■ **Task**: The string "Predicted" may appear on lines of the entries below; report how many such lines there are, and only that.

■ **Material supplied**:
*** Block opens ***

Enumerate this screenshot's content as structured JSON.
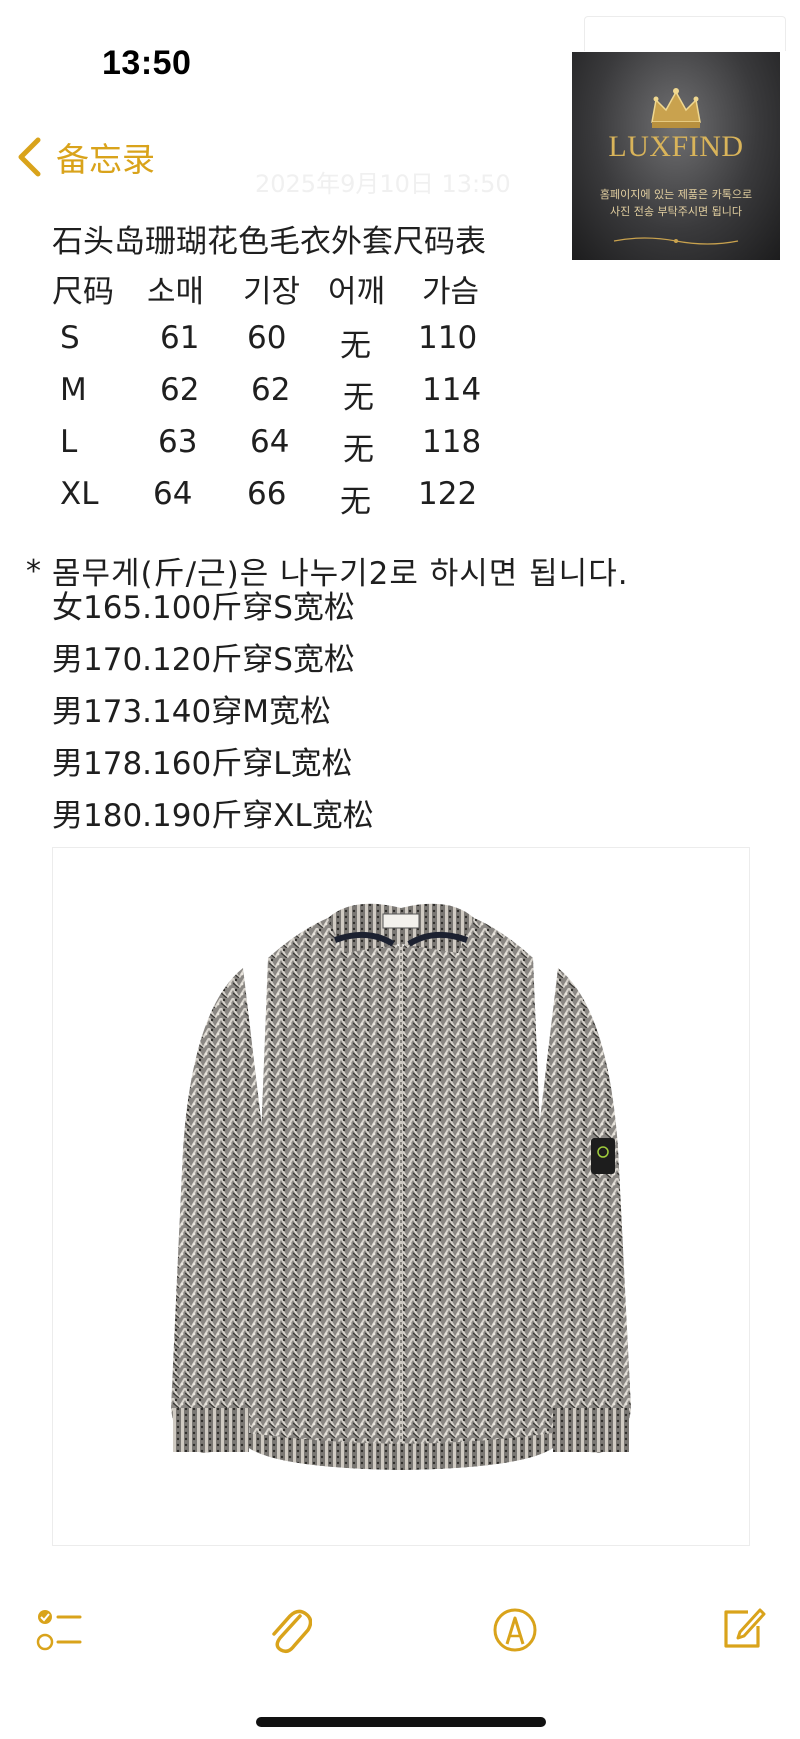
{
  "status_bar": {
    "time": "13:50"
  },
  "nav": {
    "back_label": "备忘录"
  },
  "note": {
    "faint_date": "2025年9月10日 13:50",
    "title": "石头岛珊瑚花色毛衣外套尺码表",
    "size_table": {
      "headers": [
        "尺码",
        "소매",
        "기장",
        "어깨",
        "가슴"
      ],
      "rows": [
        [
          "S",
          "61",
          "60",
          "无",
          "110"
        ],
        [
          "M",
          "62",
          "62",
          "无",
          "114"
        ],
        [
          "L",
          "63",
          "64",
          "无",
          "118"
        ],
        [
          "XL",
          "64",
          "66",
          "无",
          "122"
        ]
      ]
    },
    "weight_note": "몸무게(斤/근)은 나누기2로 하시면 됩니다.",
    "star": "*",
    "fit_lines": [
      "女165.100斤穿S宽松",
      "男170.120斤穿S宽松",
      "男173.140穿M宽松",
      "男178.160斤穿L宽松",
      "男180.190斤穿XL宽松"
    ]
  },
  "ad": {
    "brand": "LUXFIND",
    "line1": "홈페이지에 있는 제품은 카톡으로",
    "line2": "사진 전송 부탁주시면 됩니다"
  },
  "colors": {
    "accent": "#d9a31b"
  },
  "toolbar": {
    "icons": [
      "checklist-icon",
      "paperclip-icon",
      "markup-pen-icon",
      "compose-icon"
    ]
  }
}
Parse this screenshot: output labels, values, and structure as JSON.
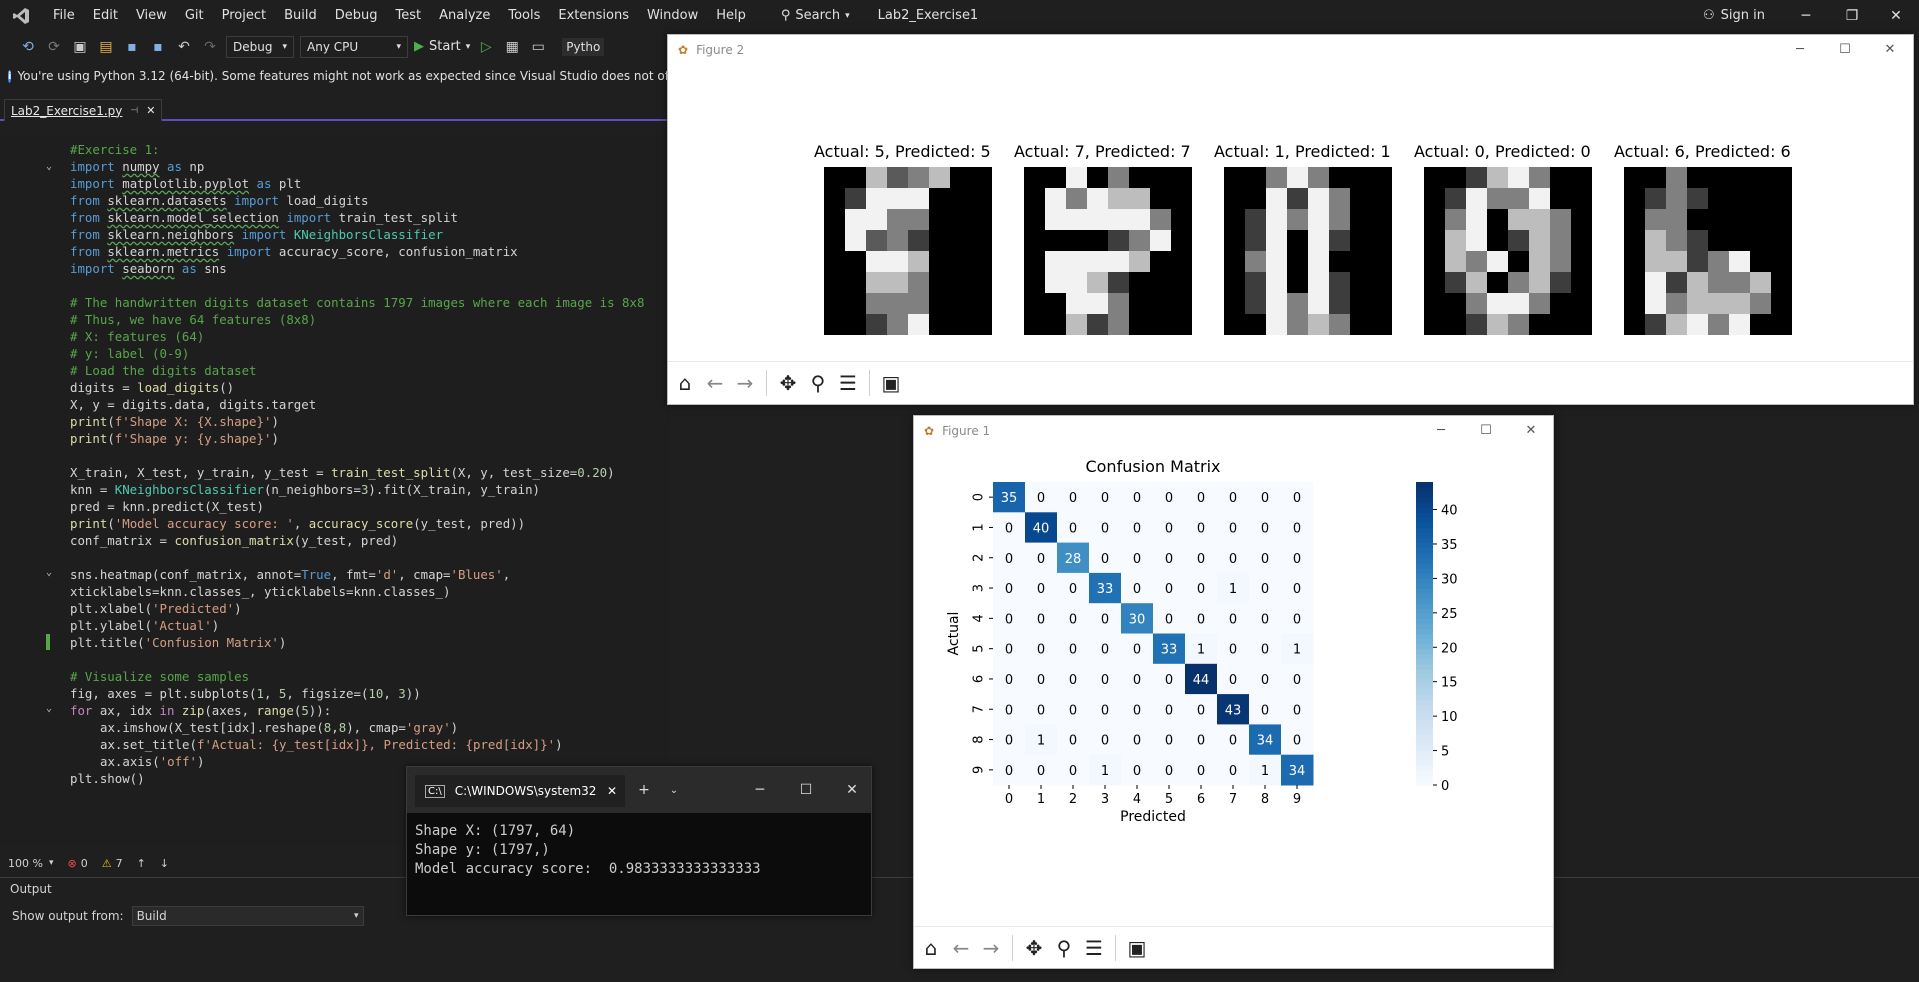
{
  "menubar": {
    "items": [
      "File",
      "Edit",
      "View",
      "Git",
      "Project",
      "Build",
      "Debug",
      "Test",
      "Analyze",
      "Tools",
      "Extensions",
      "Window",
      "Help"
    ],
    "search": "Search",
    "solution": "Lab2_Exercise1",
    "signin": "Sign in"
  },
  "toolbar": {
    "config": "Debug",
    "platform": "Any CPU",
    "start": "Start",
    "env": "Pytho"
  },
  "infobar": {
    "text": "You're using Python 3.12 (64-bit). Some features might not work as expected since Visual Studio does not officially suppor"
  },
  "tab": {
    "name": "Lab2_Exercise1.py"
  },
  "status": {
    "zoom": "100 %",
    "errors": "0",
    "warnings": "7"
  },
  "output": {
    "title": "Output",
    "from_label": "Show output from:",
    "from_value": "Build"
  },
  "figure2": {
    "title": "Figure 2",
    "samples": [
      {
        "title": "Actual: 5, Predicted: 5"
      },
      {
        "title": "Actual: 7, Predicted: 7"
      },
      {
        "title": "Actual: 1, Predicted: 1"
      },
      {
        "title": "Actual: 0, Predicted: 0"
      },
      {
        "title": "Actual: 6, Predicted: 6"
      }
    ]
  },
  "figure1": {
    "title": "Figure 1"
  },
  "console": {
    "tab_title": "C:\\WINDOWS\\system32",
    "lines": [
      "Shape X: (1797, 64)",
      "Shape y: (1797,)",
      "Model accuracy score:  0.9833333333333333"
    ]
  },
  "chart_data": {
    "type": "heatmap",
    "title": "Confusion Matrix",
    "xlabel": "Predicted",
    "ylabel": "Actual",
    "x_categories": [
      "0",
      "1",
      "2",
      "3",
      "4",
      "5",
      "6",
      "7",
      "8",
      "9"
    ],
    "y_categories": [
      "0",
      "1",
      "2",
      "3",
      "4",
      "5",
      "6",
      "7",
      "8",
      "9"
    ],
    "matrix": [
      [
        35,
        0,
        0,
        0,
        0,
        0,
        0,
        0,
        0,
        0
      ],
      [
        0,
        40,
        0,
        0,
        0,
        0,
        0,
        0,
        0,
        0
      ],
      [
        0,
        0,
        28,
        0,
        0,
        0,
        0,
        0,
        0,
        0
      ],
      [
        0,
        0,
        0,
        33,
        0,
        0,
        0,
        1,
        0,
        0
      ],
      [
        0,
        0,
        0,
        0,
        30,
        0,
        0,
        0,
        0,
        0
      ],
      [
        0,
        0,
        0,
        0,
        0,
        33,
        1,
        0,
        0,
        1
      ],
      [
        0,
        0,
        0,
        0,
        0,
        0,
        44,
        0,
        0,
        0
      ],
      [
        0,
        0,
        0,
        0,
        0,
        0,
        0,
        43,
        0,
        0
      ],
      [
        0,
        1,
        0,
        0,
        0,
        0,
        0,
        0,
        34,
        0
      ],
      [
        0,
        0,
        0,
        1,
        0,
        0,
        0,
        0,
        1,
        34
      ]
    ],
    "colorbar_ticks": [
      0,
      5,
      10,
      15,
      20,
      25,
      30,
      35,
      40
    ],
    "vmin": 0,
    "vmax": 44,
    "colormap": "Blues"
  }
}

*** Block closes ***

■ **Your response**: 6